“But that won’t be easy. For one thing, a Senate GOP is deeply divided. On one side are useful conservatives such as [Lamar] Alexander and Ohio’s Rob Portman, who wish to pass a budget, rein in sovereign regulations and maybe even tackle taxation remodel — and are peaceful to work with Democrats to do it…
“Opposing them from within a party, however, is a take-no-prisoners congress of Sen. Ted Cruz (R-Texas), conservatives who wish to send formidable bills to a White House (beginning with a dissolution of Obamacare) and force President Obama to hindrance them.”

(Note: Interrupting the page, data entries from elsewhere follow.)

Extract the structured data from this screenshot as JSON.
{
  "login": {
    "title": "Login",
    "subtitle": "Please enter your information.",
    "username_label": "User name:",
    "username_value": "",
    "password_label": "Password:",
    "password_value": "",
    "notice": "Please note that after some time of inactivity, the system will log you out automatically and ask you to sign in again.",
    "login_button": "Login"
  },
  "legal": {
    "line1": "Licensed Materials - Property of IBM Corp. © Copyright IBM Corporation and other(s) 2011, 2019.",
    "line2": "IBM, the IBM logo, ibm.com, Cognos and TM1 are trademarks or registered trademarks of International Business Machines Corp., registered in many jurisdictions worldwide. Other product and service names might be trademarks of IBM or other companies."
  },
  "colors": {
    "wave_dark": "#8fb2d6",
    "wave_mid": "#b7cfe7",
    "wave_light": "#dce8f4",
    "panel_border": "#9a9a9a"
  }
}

The GOP’s groups aren’t going to disappear only since it’s using a show.
Former Bush help Michael Gerson, in his Washington Post column, worries about overreach:
“Republicans are receptive to a parable of a midterm mandate. Midterm elections generally demonstrate unhappiness, not aspiration. But some conservatives took a 2010 outcome as an ideological branch point. They resolved that Obama’s 2008 feat was an curiosity — that a country, low down, was unequivocally on a Republican side.
“It was a fake dawn. As a enervated boss distinguished a wilful reelection, a few things should have been clear: At a presidential level, a GOP code is descent to many rising demographic groups.”
So a Republicans keep winning midterms with a some-more auspicious citizens (1994, 2010 and maybe 2014) and afterwards floating presidential elections (1996, 2012, and—2016?)
But initial they have to constraint a Senate, notwithstanding a left wing’s predictions of a dim future.
Howard Kurtz is a Fox News researcher and a horde of “MediaBuzz” (Sundays 11 a.m. and 5 p.m. ET). He is a author of 5 books and is formed in Washington. Follow him during @HowardKurtz. Click here for some-more information on Howard Kurtz.